Facebook apologizes for blocking Steubenville’s ad
San Damiano cross. Damian Entwistle
CATHOLIC NEWS AGENCY
April 6, 2018
Facebook has apologized for what it called a “mistake” in rejecting a theology ad from Franciscan University of Steubenville, on the grounds that an image of the cross was too violent and sensational.
“Your image, video thumbnail or video can’t contain shocking, sensational, or excessively violent content,” was Facebook’s response, according Tom Crowe, web communications director for Franciscan University of Steubenville.
Used to promote Steubenville’s master’s programs in theology, catechetics, and evangelization, the image was of the San Damiano Cross, a 12th century cross most commonly associated with the university’s patron, Saint Francis of Assisi.
On Monday, a Facebook spokesperson apologized for the error, stating “sometimes we make mistakes.”
“This image does not violate our ad policies. We apologize for the error and have already let the advertiser know we approved their ad,” the spokesperson continued.
Since other ads with this image have been approved, Crowe told Fox News it was likely that this was not “systemic religious bigotry” but a one-off mistake, possibly from a low-level Facebook employee with a grudge against Christianity.
“Facebook approved other ads with the exact same image, which again leads me to believe it wasn’t an algorithm, but was a low-level staffer who skims many, many ads and just had something personal against this one,” he said.
Crowe was never given the exact reason behind the error, but the mistake did spur him to write a reflection on the culture’s view of the cross and its rejection of Christ.
“The San Damiano Cross. Jesus in glory, reigning from his cruciform throne. This is what the monitors at Facebook consider excessively violent, sensational, and shocking,” he wrote in an article on the university’s website, titled “He was Rejected.”
“And indeed, the Crucifixion of Christ was all of those things. It was the most sensational action in history: man executed his God.”
However, Crowe said, the violence only emphasizes Christ’s love for humanity.
“It was not the nails that held Jesus to the cross: he was God, he could have descended from the Cross at any moment,” said Crowe, quoting Catholic author Fr. Mike Schmitz.

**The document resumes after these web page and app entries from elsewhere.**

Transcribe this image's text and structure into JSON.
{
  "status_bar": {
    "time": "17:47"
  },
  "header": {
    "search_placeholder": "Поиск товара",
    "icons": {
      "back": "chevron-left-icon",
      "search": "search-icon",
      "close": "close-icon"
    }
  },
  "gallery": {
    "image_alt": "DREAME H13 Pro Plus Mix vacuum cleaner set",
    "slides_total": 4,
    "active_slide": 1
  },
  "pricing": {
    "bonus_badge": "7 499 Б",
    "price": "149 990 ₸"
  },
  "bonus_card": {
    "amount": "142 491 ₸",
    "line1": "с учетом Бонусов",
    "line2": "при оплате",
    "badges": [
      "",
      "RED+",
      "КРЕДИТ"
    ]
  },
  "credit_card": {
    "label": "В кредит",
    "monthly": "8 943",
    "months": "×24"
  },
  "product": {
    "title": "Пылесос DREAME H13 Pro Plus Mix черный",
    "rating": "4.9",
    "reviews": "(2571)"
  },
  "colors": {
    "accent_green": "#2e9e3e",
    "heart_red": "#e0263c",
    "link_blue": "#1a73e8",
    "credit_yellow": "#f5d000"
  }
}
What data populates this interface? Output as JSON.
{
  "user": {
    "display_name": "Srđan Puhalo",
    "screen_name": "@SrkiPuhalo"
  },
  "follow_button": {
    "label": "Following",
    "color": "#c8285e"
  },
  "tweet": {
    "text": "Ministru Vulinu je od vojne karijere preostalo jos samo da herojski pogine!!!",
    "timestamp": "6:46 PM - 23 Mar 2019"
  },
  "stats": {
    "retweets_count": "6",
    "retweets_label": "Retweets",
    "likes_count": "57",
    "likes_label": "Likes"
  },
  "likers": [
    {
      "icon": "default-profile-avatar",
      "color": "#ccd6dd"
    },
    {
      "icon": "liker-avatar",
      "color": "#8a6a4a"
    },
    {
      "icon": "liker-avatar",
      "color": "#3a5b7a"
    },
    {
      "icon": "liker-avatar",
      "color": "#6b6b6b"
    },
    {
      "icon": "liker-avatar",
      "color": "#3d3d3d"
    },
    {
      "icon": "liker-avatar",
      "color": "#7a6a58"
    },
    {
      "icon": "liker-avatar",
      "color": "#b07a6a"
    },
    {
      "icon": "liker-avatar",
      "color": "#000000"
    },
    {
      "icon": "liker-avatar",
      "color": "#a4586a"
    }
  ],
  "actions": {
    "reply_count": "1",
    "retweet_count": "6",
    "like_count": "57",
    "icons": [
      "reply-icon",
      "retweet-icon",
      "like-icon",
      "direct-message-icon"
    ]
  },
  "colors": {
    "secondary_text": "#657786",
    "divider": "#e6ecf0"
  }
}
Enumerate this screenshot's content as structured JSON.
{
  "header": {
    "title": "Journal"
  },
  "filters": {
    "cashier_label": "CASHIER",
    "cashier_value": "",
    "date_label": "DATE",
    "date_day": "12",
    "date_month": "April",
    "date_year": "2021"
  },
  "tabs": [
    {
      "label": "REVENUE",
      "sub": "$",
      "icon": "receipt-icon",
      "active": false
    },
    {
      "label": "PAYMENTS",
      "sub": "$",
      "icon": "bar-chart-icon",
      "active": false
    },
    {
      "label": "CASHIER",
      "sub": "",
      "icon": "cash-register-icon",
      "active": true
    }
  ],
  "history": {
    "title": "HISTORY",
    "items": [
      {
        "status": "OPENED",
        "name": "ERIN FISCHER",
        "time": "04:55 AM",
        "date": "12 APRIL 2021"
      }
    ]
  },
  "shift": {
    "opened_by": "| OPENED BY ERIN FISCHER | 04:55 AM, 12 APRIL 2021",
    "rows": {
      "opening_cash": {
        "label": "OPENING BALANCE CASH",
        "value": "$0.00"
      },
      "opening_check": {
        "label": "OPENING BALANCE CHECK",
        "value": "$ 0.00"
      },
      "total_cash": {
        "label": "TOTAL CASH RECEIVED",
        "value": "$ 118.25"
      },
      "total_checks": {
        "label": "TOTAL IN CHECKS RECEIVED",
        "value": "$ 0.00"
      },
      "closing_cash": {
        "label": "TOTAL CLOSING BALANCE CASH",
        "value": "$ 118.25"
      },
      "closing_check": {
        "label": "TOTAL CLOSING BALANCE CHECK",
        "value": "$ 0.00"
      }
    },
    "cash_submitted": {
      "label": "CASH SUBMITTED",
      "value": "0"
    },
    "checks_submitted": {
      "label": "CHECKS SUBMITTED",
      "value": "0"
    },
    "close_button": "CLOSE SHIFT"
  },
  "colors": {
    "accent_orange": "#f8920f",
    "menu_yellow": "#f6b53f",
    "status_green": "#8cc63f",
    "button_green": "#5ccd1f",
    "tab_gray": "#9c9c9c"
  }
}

“No, it was love that kept him there. Love for you and for me, that we might not be eternally condemned for our sins but might have life eternal with him and his Father in heaven.”